▶ EXERCISE: State how many lines of the data below hold the string "JSON", giving nothing but the number.

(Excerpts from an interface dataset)
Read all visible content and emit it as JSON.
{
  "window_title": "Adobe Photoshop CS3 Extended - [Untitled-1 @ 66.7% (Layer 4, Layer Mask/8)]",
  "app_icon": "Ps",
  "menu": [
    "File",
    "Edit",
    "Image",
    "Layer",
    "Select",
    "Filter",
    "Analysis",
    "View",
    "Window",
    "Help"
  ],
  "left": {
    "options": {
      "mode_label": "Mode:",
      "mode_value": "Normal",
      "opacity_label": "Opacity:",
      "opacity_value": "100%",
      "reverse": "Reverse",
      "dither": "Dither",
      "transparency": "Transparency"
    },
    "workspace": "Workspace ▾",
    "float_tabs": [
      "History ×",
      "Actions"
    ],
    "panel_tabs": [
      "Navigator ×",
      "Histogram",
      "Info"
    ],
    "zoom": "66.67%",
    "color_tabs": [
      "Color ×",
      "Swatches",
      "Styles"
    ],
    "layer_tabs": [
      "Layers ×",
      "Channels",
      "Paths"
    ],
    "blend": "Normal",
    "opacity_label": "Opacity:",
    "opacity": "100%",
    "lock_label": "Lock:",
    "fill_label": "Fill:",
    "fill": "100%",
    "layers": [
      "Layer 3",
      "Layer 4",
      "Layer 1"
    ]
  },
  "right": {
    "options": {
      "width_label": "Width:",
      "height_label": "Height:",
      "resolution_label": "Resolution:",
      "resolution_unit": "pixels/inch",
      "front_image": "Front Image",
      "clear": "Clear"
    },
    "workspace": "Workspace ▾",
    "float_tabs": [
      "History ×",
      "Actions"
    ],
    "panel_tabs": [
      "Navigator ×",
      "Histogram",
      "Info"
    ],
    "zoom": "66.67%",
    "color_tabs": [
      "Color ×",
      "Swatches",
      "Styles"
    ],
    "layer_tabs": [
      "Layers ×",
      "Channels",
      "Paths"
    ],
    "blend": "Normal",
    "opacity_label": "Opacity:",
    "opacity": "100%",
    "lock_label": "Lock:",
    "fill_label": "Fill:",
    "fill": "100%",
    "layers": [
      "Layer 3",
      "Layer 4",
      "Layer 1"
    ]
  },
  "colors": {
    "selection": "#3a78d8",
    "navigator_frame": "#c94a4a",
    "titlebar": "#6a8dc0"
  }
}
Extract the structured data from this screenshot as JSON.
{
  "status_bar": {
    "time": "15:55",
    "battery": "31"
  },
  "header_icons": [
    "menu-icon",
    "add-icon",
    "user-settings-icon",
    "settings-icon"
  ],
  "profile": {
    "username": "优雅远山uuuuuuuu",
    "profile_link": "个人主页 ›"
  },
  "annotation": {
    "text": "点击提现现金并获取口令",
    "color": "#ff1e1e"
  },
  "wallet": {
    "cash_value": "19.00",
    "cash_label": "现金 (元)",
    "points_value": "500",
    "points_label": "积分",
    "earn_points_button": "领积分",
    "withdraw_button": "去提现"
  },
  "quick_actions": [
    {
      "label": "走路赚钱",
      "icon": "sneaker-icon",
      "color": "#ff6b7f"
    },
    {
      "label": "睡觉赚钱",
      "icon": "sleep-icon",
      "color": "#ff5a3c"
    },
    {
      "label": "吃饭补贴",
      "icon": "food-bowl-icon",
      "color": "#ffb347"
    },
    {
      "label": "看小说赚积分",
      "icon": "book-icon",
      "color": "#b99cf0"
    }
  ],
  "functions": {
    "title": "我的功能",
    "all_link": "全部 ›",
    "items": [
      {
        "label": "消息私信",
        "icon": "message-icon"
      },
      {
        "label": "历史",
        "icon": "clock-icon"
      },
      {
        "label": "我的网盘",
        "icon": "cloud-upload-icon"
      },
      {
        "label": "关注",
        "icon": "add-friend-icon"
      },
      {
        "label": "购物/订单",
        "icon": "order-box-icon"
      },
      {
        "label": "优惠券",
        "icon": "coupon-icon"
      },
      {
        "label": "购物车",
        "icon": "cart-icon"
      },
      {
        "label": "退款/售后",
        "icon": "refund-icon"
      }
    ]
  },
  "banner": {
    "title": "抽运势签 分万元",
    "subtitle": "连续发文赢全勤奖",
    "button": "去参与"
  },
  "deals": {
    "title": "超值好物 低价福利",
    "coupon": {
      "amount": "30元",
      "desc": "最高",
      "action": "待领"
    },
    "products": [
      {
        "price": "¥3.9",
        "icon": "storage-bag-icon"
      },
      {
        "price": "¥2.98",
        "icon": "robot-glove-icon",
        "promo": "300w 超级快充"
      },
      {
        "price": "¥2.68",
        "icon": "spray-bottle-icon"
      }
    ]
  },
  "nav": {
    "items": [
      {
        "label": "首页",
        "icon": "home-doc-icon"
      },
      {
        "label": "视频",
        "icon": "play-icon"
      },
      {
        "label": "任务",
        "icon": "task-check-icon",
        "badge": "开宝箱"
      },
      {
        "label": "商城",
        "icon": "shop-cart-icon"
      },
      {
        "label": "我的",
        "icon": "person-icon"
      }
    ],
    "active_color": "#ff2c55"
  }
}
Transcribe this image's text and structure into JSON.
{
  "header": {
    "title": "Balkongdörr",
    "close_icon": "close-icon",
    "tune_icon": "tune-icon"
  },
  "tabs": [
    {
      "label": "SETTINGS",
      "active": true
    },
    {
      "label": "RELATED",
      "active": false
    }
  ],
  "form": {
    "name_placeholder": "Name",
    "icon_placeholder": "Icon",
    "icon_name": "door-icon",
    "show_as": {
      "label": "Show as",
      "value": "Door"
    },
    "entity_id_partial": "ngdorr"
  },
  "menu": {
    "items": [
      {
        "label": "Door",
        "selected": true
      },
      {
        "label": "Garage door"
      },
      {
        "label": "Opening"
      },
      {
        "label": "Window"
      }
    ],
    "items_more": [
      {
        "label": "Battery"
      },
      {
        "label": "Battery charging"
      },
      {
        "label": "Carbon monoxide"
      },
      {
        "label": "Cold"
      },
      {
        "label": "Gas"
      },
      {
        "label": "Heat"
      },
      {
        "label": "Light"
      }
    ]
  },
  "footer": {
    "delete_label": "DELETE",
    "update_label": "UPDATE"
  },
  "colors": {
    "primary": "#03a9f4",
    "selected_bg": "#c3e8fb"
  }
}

▶ ANSWER BOX: 3